Lovemore Ndou – Principal Solicitor
Despite all of his glittering sporting achievements, the South African-born fighter regards his education as among his greatest accomplishments.
“I would say winning three boxing world titles (two major titles (IBF & IBO) and one minor (WBF)) is my greatest achievement. When I first laced a pair of boxing gloves I only dreamt of winning one world title. The other greatest achievement I would say is graduating from university with undergraduate degrees in Law & Communications, Graduate Diploma in Legal Studies, a Masters in Criminal Prosecution, a Masters in Family Law and a Masters in Human Rights Law & Policy. For someone who started school four years later to go on and achieve so much means a lot to me, it’s a blessing.”
The former boxer and MMA fighter got into law as a result of his own dealings with boxing promoters and managers, and his own dealings with the Police and the Legal System in South Africa.
“I once spent three months locked up with no charge for speaking to a white girl at a supermarket. The police accused me of having sexual relations with her. They set a dog on me and I have been left scarred on my face and arm for life. I had no opportunity to speak to a lawyer or defend myself, and was sentenced to six cuts of the whip. I still have the scars on my back and buttocks. Boxing promoters and managers, on the other hand, I always found them very arrogant and difficult to deal with. I also find that to be successful as a lawyer you need to have a bit of mongrel and cockiness in you, as long as you don’t go overboard with it. This is where I see the similarities to boxing.”

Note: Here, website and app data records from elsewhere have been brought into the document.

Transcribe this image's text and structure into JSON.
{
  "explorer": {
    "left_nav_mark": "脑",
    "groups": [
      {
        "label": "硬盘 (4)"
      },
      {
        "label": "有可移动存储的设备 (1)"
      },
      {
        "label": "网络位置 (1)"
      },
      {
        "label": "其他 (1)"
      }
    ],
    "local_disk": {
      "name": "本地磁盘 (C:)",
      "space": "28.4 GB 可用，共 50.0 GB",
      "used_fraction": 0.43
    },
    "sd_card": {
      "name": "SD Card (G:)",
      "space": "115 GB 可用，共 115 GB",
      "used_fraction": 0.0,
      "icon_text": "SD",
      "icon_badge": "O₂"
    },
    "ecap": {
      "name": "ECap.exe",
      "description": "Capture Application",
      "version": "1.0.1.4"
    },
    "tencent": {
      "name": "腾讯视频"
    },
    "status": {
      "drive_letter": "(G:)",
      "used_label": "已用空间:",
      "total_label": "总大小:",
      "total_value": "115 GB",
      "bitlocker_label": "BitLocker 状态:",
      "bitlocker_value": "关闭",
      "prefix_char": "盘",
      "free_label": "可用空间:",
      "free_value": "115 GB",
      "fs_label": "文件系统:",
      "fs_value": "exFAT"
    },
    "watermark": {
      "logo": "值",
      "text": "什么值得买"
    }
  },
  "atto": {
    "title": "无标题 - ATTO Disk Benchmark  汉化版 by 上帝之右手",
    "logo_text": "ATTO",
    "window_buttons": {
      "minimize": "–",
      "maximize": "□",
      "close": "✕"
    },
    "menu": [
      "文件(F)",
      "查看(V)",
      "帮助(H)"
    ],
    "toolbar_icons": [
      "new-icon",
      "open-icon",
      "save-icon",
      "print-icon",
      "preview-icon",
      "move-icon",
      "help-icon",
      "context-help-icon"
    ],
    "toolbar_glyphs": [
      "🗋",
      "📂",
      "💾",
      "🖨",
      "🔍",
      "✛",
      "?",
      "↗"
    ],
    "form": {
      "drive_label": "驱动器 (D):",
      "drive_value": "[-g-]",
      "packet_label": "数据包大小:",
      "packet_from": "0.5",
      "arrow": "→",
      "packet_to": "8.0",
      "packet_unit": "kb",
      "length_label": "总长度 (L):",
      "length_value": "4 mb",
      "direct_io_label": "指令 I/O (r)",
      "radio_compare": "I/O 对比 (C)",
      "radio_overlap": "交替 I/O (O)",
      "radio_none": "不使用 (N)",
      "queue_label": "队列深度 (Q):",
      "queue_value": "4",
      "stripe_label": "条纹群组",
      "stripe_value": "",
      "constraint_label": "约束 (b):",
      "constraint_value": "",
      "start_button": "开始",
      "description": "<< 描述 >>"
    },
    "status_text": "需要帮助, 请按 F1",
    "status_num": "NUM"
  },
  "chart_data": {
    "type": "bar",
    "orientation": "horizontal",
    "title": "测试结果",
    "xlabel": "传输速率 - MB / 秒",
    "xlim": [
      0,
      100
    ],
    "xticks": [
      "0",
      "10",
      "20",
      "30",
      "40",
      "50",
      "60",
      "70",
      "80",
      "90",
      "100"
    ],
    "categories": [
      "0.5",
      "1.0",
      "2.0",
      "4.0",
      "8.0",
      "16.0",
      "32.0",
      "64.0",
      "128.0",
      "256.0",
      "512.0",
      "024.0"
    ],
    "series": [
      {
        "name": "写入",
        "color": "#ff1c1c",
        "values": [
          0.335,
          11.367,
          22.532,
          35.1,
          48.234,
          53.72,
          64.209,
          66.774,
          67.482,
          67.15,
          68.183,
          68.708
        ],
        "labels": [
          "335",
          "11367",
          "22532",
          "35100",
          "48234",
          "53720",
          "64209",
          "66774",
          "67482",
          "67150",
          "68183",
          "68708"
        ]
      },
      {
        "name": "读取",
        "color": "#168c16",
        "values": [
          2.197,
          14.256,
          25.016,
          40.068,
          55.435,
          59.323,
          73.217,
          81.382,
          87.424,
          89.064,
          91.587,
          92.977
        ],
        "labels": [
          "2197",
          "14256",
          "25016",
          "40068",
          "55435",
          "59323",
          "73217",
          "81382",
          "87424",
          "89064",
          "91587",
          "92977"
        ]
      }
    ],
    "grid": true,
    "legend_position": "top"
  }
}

He also wanted to set an example to other athletes. “It’s good to be talented in sports but it’s great to be educated. Education is the best thing anyone can have.” As a lawyer Lovemore prides himself in delivering desired results. He fights hard for his clients like the champion he is. He is an excellent communicator who is also very competent and confident in a courtroom. He is fluent in English, Afrikaans and has a great understanding of many African languages such as Xhosa, Zulu, Venda, Sotho, Tsonga, Ndebele and Shona.
“When communicating with clients I always make sure that I communicate at a level at which they will be able to understand the issues at hand and always avoid using legal jargon. This is because communication problems may be exacerbated when a person does not speak English as a first language and when complicated legal terminology is used. I apply the same method of communication when dealing with clients who are socially or economically disadvantaged or when dealing with clients who come from wide ranging culturally diverse backgrounds, or when dealing with clients who have a history of substance abuse. I am also aware of wide ranges of cultures that clients come from and the fact that each culture is to be treated differently. It is also important to respect clients’ cultures. I am also well aware that all of the above issues if not approached in a more professional way can create barriers in the clients’ understanding of legal documents and processes. I am also well aware that features of the courtroom environment, such as the formality and structure of courtrooms, can intimidate people, particularly people with a mental illness or clients who are socially or economically disadvantaged or clients who come from wide ranging culturally diverse backgrounds and at times even exacerbate their symptoms, hence I always prepare my clients for these environments in advance.”